Let me explain. Considering the way the organizing committee brought the original competition to a conclusion, and how—after scrapping the winning design—it called for a new competition, taking pains to paint a new picture using easy and accessible words such as “a clean and fair competition”, “an open competition for all people”, how it stressed the legitimacy of the competition over and over, when in reality, it seemed totally unfair not to give any explanation as to the actual selection process. Nothing was revealed about the specific contents. We were never told how the four final candidates were selected; for what reason they were chosen out of the 14,599 entries. To get away with not giving an explanation as to the basis for choosing the winning design—an explanation that is surely rooted in the selection criteria itself—seems exceptionally disrespectful not only to the top entrants who were chosen, but to the other entrants whose designs were not chosen. I think it is also a show of disrespect towards the members of the selection committee. After giving so much effort in coming up with a new structure and carefully preparing for a competition with no mishaps whatsoever, in the end the organizers let us down by failing to give a credible explanation regarding the competition’s crucial center. Thus, we were left with a competition highly lacking in clarity, with a low level of satisfaction. This was the reality that was widely shared by the Japanese people. I came to feel that angst and suspicion, frustration towards the organizing committee’s way of conducting matters—this was what was fueling reports and articles in the media and prompting opinions aired through SNS. Thus I dismissed my initial urge for rebuttal.

That said, if I see something that is widely off the mark, I cannot help feeling a pang in my heart. The only thing that I can do for now is to hope that people will not stop at reading such reports, written using such incendiary words aimed to infuriate and disturb people’s minds, but to read the original blog postings for a deeper understanding of my true intentions.

I was only discharged from the hospital a while ago, and my grasp of the situation and various information is not yet complete. Therefore I will need some more time to digest it all, but I would definitely like to offer my views and write about the new emblem that was selected for the 2020 Tokyo Olympic Games. As a designer who is living in the moment, it would be unnatural not to comment on the winning design. Furthermore, to speak about the winning design, is in fact, a way of expressing “courtesy” towards all the people who worked so hard in order to choose a logo for the 2020 Tokyo Olympic Games, all the entrants who sent in their work, and of course, the readers of my blog.

Through my experience with the Olympic logo debacle, I came to understand more than ever, that a lot of people who are tasked with disseminating information have the urge to “control information”. So many people out there have caught the bug. We must be wary and be alert not to accept information at face value, information that has been restricted and controlled by the dispatcher according to his or her agenda. It is up to us to deepen our perceptions, heighten our insights to see and capture the truth. In addition to information gathering skills, we must equip ourselves with the ability to assess information.

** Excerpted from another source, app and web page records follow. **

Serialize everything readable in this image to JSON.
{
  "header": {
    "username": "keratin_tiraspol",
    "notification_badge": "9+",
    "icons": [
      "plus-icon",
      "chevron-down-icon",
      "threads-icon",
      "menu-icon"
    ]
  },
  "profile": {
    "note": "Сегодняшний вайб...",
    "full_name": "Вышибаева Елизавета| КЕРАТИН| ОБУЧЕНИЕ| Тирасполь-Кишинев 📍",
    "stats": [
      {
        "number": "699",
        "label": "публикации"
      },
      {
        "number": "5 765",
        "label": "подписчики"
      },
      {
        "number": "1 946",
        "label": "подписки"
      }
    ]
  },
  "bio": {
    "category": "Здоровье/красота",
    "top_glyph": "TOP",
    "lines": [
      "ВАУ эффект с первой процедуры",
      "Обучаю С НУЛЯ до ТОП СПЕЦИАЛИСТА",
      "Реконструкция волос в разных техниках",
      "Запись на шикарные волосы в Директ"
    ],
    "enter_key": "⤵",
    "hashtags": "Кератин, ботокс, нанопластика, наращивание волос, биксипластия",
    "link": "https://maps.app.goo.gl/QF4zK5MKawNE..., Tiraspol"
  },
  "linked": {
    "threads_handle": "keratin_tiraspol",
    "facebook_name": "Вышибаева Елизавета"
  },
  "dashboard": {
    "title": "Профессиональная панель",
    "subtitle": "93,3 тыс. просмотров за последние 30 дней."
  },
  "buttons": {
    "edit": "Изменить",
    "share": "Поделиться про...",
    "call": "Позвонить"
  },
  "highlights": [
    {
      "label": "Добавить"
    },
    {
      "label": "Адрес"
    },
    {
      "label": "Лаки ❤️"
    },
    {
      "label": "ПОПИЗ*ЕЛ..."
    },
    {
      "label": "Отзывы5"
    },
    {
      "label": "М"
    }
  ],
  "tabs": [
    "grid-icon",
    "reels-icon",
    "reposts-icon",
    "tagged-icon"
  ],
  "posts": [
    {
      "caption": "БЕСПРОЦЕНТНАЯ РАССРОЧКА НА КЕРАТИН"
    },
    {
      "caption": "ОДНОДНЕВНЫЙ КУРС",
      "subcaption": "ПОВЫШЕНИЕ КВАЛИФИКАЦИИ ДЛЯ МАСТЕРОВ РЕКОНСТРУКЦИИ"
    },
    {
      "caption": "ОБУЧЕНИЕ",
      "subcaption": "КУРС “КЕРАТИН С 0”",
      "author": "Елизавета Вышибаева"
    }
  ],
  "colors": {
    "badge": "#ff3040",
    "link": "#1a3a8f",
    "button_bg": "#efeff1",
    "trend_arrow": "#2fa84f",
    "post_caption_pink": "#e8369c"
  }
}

I have come to believe that is the only way to break free of the spell of propaganda.

In this ever-changing world, living in a society that continues to reshape itself, we must not give in to despair and acceptance. By never relinquishing the power to think and by willing yourself to do so, I believe we can attain the freedom to live with an independent mind.

Keiko Hirano

Keiko Hirano:
Designer/Visioner, Executive Director of Communication Design Laboratory
Hirano served on the panel that chose the official emblem for the 2020 Tokyo Olympics and Paralympics, which was ultimately withdrawn.